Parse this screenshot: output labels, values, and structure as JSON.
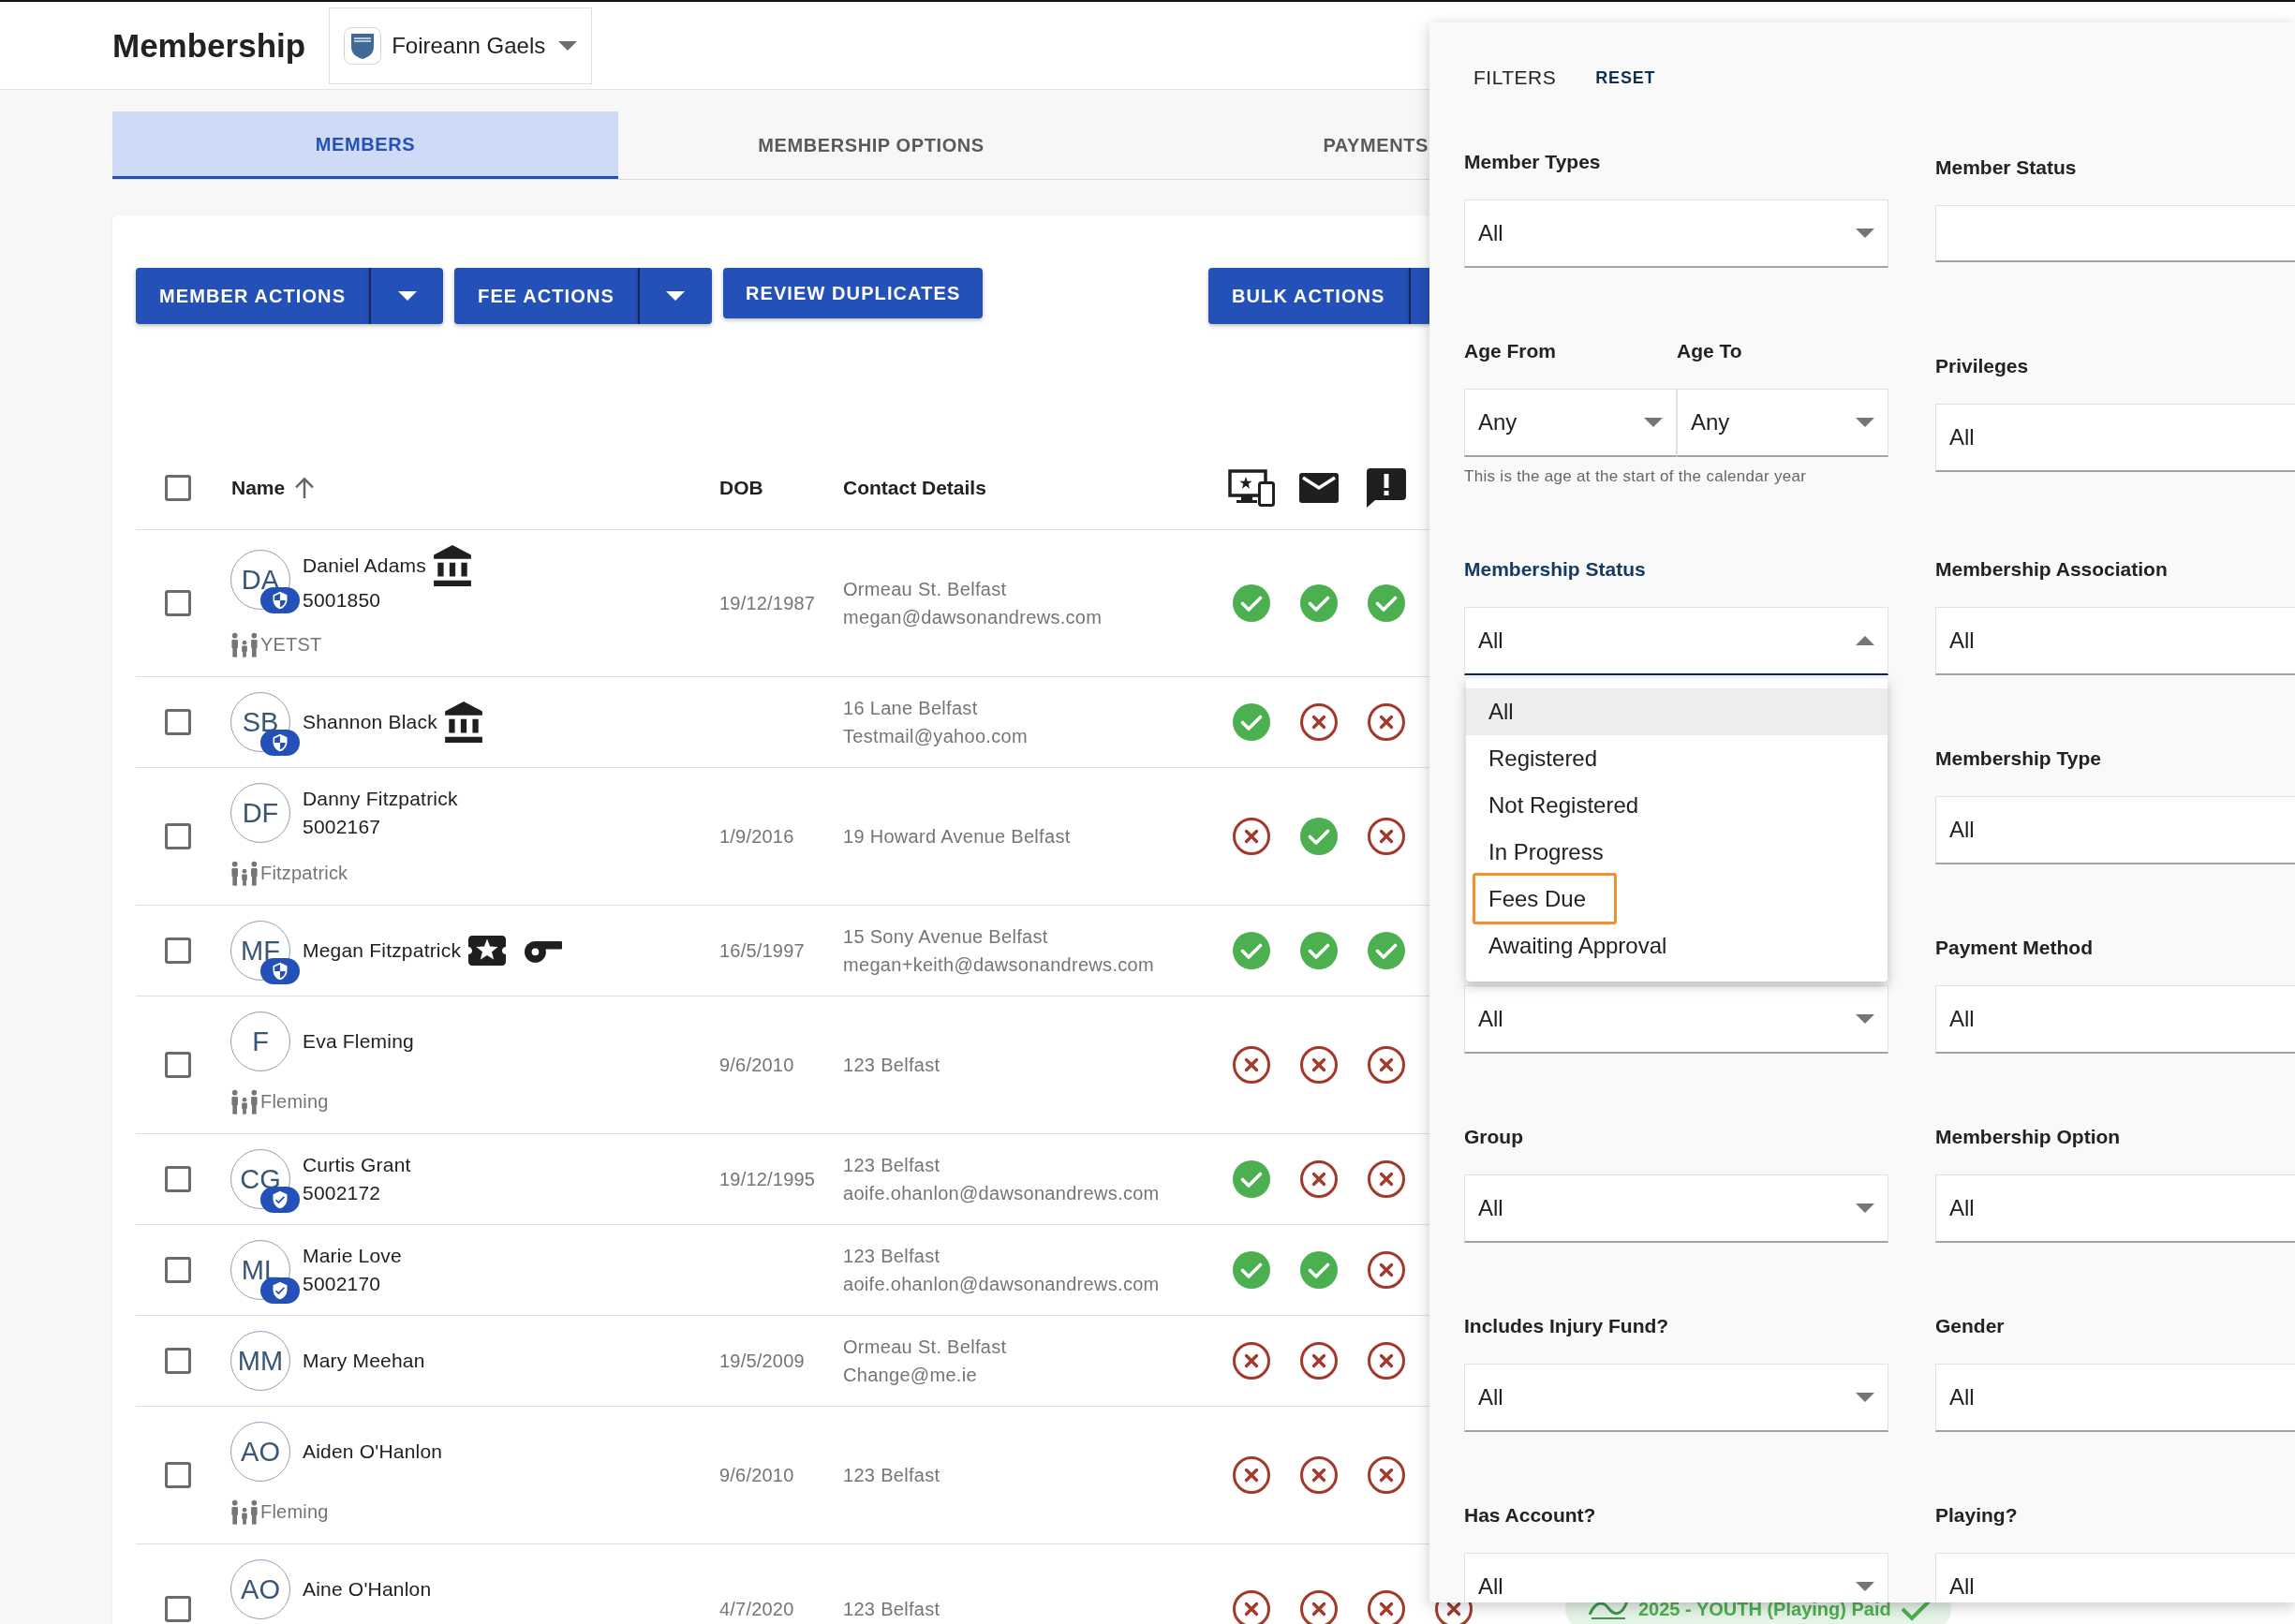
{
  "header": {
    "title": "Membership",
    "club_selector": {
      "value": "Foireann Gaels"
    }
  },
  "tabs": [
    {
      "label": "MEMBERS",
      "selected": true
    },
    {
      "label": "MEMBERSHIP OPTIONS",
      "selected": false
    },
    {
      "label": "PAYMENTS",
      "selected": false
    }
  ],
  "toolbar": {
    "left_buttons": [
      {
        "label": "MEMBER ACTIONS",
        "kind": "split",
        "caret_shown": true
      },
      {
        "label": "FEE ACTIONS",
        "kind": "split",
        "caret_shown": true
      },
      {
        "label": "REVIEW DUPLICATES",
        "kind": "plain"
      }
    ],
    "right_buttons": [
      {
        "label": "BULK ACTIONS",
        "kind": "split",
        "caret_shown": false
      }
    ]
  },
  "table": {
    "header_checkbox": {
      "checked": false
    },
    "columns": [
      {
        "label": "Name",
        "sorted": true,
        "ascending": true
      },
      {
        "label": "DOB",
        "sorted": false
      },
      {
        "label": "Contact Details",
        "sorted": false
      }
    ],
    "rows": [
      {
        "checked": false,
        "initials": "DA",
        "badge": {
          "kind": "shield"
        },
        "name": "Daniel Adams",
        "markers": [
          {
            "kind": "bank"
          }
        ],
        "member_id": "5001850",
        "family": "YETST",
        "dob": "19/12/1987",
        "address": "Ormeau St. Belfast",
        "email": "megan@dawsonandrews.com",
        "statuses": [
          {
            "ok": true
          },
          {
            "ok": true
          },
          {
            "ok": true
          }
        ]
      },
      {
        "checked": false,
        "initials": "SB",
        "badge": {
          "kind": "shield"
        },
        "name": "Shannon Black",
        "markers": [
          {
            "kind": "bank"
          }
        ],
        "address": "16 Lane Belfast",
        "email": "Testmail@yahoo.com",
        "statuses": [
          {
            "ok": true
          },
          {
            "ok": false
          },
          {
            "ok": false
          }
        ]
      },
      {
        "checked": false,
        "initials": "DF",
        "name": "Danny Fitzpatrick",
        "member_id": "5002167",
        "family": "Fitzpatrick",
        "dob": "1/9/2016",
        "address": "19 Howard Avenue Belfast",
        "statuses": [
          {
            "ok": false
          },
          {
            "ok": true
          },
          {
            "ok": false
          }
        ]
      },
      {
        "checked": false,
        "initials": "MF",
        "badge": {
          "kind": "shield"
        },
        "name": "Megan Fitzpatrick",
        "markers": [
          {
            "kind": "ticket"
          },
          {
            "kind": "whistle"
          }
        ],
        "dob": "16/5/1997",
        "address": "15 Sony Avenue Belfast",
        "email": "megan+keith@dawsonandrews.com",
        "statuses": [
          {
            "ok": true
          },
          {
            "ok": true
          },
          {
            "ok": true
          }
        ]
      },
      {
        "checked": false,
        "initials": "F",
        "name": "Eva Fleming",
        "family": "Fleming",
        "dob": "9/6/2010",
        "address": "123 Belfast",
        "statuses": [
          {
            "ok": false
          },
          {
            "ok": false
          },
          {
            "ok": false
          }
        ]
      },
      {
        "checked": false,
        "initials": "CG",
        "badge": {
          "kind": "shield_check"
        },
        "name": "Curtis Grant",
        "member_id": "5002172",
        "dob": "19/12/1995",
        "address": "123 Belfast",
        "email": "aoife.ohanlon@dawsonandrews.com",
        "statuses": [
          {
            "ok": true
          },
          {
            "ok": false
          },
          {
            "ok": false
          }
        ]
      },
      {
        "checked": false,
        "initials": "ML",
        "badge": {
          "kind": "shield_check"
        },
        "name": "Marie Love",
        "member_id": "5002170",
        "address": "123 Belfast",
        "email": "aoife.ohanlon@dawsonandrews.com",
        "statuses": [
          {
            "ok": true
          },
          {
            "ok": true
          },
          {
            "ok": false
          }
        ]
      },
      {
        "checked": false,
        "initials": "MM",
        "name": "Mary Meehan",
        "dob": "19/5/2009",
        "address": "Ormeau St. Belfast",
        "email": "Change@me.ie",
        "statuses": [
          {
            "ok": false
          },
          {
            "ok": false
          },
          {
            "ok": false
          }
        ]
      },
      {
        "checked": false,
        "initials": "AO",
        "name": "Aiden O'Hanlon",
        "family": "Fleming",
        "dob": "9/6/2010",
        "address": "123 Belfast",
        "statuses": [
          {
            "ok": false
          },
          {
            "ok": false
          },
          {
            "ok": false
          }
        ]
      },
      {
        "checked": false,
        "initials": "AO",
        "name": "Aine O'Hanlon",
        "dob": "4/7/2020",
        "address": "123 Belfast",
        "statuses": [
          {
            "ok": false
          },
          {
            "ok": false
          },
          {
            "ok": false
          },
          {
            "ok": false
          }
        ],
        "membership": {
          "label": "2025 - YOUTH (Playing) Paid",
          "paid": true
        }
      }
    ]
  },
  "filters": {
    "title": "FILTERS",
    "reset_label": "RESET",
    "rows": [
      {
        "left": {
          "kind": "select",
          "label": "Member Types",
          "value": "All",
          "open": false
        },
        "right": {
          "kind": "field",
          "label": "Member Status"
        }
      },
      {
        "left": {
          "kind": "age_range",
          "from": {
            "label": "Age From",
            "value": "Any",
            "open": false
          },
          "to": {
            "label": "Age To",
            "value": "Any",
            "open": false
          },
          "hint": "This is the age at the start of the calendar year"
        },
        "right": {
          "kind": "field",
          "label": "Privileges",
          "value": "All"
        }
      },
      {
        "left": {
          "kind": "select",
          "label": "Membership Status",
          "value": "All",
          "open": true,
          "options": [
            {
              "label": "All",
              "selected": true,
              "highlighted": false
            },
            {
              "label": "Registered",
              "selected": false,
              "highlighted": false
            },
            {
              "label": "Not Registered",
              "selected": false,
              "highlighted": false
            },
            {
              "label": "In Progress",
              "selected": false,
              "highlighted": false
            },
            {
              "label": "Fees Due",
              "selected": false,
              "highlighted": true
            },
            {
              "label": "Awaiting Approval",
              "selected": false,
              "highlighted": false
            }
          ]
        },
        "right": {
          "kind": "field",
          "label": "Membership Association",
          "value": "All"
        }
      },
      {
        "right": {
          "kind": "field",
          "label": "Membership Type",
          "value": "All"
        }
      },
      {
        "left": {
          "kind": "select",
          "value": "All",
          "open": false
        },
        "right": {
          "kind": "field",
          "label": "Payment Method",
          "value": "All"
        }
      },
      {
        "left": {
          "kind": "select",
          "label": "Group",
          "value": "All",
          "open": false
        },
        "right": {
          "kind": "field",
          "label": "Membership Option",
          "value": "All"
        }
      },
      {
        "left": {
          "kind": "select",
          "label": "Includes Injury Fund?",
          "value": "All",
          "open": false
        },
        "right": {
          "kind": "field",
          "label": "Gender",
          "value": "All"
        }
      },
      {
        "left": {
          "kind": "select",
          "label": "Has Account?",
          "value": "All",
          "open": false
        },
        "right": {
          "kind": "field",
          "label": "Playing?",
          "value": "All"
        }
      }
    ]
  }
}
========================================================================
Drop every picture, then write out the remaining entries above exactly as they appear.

> [WRITTEN REPLY]
Parse this screenshot: output labels, values, and structure as JSON.
{
  "header": {
    "title": "Membership",
    "club_selector": {
      "value": "Foireann Gaels"
    }
  },
  "tabs": [
    {
      "label": "MEMBERS",
      "selected": true
    },
    {
      "label": "MEMBERSHIP OPTIONS",
      "selected": false
    },
    {
      "label": "PAYMENTS",
      "selected": false
    }
  ],
  "toolbar": {
    "left_buttons": [
      {
        "label": "MEMBER ACTIONS",
        "kind": "split",
        "caret_shown": true
      },
      {
        "label": "FEE ACTIONS",
        "kind": "split",
        "caret_shown": true
      },
      {
        "label": "REVIEW DUPLICATES",
        "kind": "plain"
      }
    ],
    "right_buttons": [
      {
        "label": "BULK ACTIONS",
        "kind": "split",
        "caret_shown": false
      }
    ]
  },
  "table": {
    "header_checkbox": {
      "checked": false
    },
    "columns": [
      {
        "label": "Name",
        "sorted": true,
        "ascending": true
      },
      {
        "label": "DOB",
        "sorted": false
      },
      {
        "label": "Contact Details",
        "sorted": false
      }
    ],
    "rows": [
      {
        "checked": false,
        "initials": "DA",
        "badge": {
          "kind": "shield"
        },
        "name": "Daniel Adams",
        "markers": [
          {
            "kind": "bank"
          }
        ],
        "member_id": "5001850",
        "family": "YETST",
        "dob": "19/12/1987",
        "address": "Ormeau St. Belfast",
        "email": "megan@dawsonandrews.com",
        "statuses": [
          {
            "ok": true
          },
          {
            "ok": true
          },
          {
            "ok": true
          }
        ]
      },
      {
        "checked": false,
        "initials": "SB",
        "badge": {
          "kind": "shield"
        },
        "name": "Shannon Black",
        "markers": [
          {
            "kind": "bank"
          }
        ],
        "address": "16 Lane Belfast",
        "email": "Testmail@yahoo.com",
        "statuses": [
          {
            "ok": true
          },
          {
            "ok": false
          },
          {
            "ok": false
          }
        ]
      },
      {
        "checked": false,
        "initials": "DF",
        "name": "Danny Fitzpatrick",
        "member_id": "5002167",
        "family": "Fitzpatrick",
        "dob": "1/9/2016",
        "address": "19 Howard Avenue Belfast",
        "statuses": [
          {
            "ok": false
          },
          {
            "ok": true
          },
          {
            "ok": false
          }
        ]
      },
      {
        "checked": false,
        "initials": "MF",
        "badge": {
          "kind": "shield"
        },
        "name": "Megan Fitzpatrick",
        "markers": [
          {
            "kind": "ticket"
          },
          {
            "kind": "whistle"
          }
        ],
        "dob": "16/5/1997",
        "address": "15 Sony Avenue Belfast",
        "email": "megan+keith@dawsonandrews.com",
        "statuses": [
          {
            "ok": true
          },
          {
            "ok": true
          },
          {
            "ok": true
          }
        ]
      },
      {
        "checked": false,
        "initials": "F",
        "name": "Eva Fleming",
        "family": "Fleming",
        "dob": "9/6/2010",
        "address": "123 Belfast",
        "statuses": [
          {
            "ok": false
          },
          {
            "ok": false
          },
          {
            "ok": false
          }
        ]
      },
      {
        "checked": false,
        "initials": "CG",
        "badge": {
          "kind": "shield_check"
        },
        "name": "Curtis Grant",
        "member_id": "5002172",
        "dob": "19/12/1995",
        "address": "123 Belfast",
        "email": "aoife.ohanlon@dawsonandrews.com",
        "statuses": [
          {
            "ok": true
          },
          {
            "ok": false
          },
          {
            "ok": false
          }
        ]
      },
      {
        "checked": false,
        "initials": "ML",
        "badge": {
          "kind": "shield_check"
        },
        "name": "Marie Love",
        "member_id": "5002170",
        "address": "123 Belfast",
        "email": "aoife.ohanlon@dawsonandrews.com",
        "statuses": [
          {
            "ok": true
          },
          {
            "ok": true
          },
          {
            "ok": false
          }
        ]
      },
      {
        "checked": false,
        "initials": "MM",
        "name": "Mary Meehan",
        "dob": "19/5/2009",
        "address": "Ormeau St. Belfast",
        "email": "Change@me.ie",
        "statuses": [
          {
            "ok": false
          },
          {
            "ok": false
          },
          {
            "ok": false
          }
        ]
      },
      {
        "checked": false,
        "initials": "AO",
        "name": "Aiden O'Hanlon",
        "family": "Fleming",
        "dob": "9/6/2010",
        "address": "123 Belfast",
        "statuses": [
          {
            "ok": false
          },
          {
            "ok": false
          },
          {
            "ok": false
          }
        ]
      },
      {
        "checked": false,
        "initials": "AO",
        "name": "Aine O'Hanlon",
        "dob": "4/7/2020",
        "address": "123 Belfast",
        "statuses": [
          {
            "ok": false
          },
          {
            "ok": false
          },
          {
            "ok": false
          },
          {
            "ok": false
          }
        ],
        "membership": {
          "label": "2025 - YOUTH (Playing) Paid",
          "paid": true
        }
      }
    ]
  },
  "filters": {
    "title": "FILTERS",
    "reset_label": "RESET",
    "rows": [
      {
        "left": {
          "kind": "select",
          "label": "Member Types",
          "value": "All",
          "open": false
        },
        "right": {
          "kind": "field",
          "label": "Member Status"
        }
      },
      {
        "left": {
          "kind": "age_range",
          "from": {
            "label": "Age From",
            "value": "Any",
            "open": false
          },
          "to": {
            "label": "Age To",
            "value": "Any",
            "open": false
          },
          "hint": "This is the age at the start of the calendar year"
        },
        "right": {
          "kind": "field",
          "label": "Privileges",
          "value": "All"
        }
      },
      {
        "left": {
          "kind": "select",
          "label": "Membership Status",
          "value": "All",
          "open": true,
          "options": [
            {
              "label": "All",
              "selected": true,
              "highlighted": false
            },
            {
              "label": "Registered",
              "selected": false,
              "highlighted": false
            },
            {
              "label": "Not Registered",
              "selected": false,
              "highlighted": false
            },
            {
              "label": "In Progress",
              "selected": false,
              "highlighted": false
            },
            {
              "label": "Fees Due",
              "selected": false,
              "highlighted": true
            },
            {
              "label": "Awaiting Approval",
              "selected": false,
              "highlighted": false
            }
          ]
        },
        "right": {
          "kind": "field",
          "label": "Membership Association",
          "value": "All"
        }
      },
      {
        "right": {
          "kind": "field",
          "label": "Membership Type",
          "value": "All"
        }
      },
      {
        "left": {
          "kind": "select",
          "value": "All",
          "open": false
        },
        "right": {
          "kind": "field",
          "label": "Payment Method",
          "value": "All"
        }
      },
      {
        "left": {
          "kind": "select",
          "label": "Group",
          "value": "All",
          "open": false
        },
        "right": {
          "kind": "field",
          "label": "Membership Option",
          "value": "All"
        }
      },
      {
        "left": {
          "kind": "select",
          "label": "Includes Injury Fund?",
          "value": "All",
          "open": false
        },
        "right": {
          "kind": "field",
          "label": "Gender",
          "value": "All"
        }
      },
      {
        "left": {
          "kind": "select",
          "label": "Has Account?",
          "value": "All",
          "open": false
        },
        "right": {
          "kind": "field",
          "label": "Playing?",
          "value": "All"
        }
      }
    ]
  }
}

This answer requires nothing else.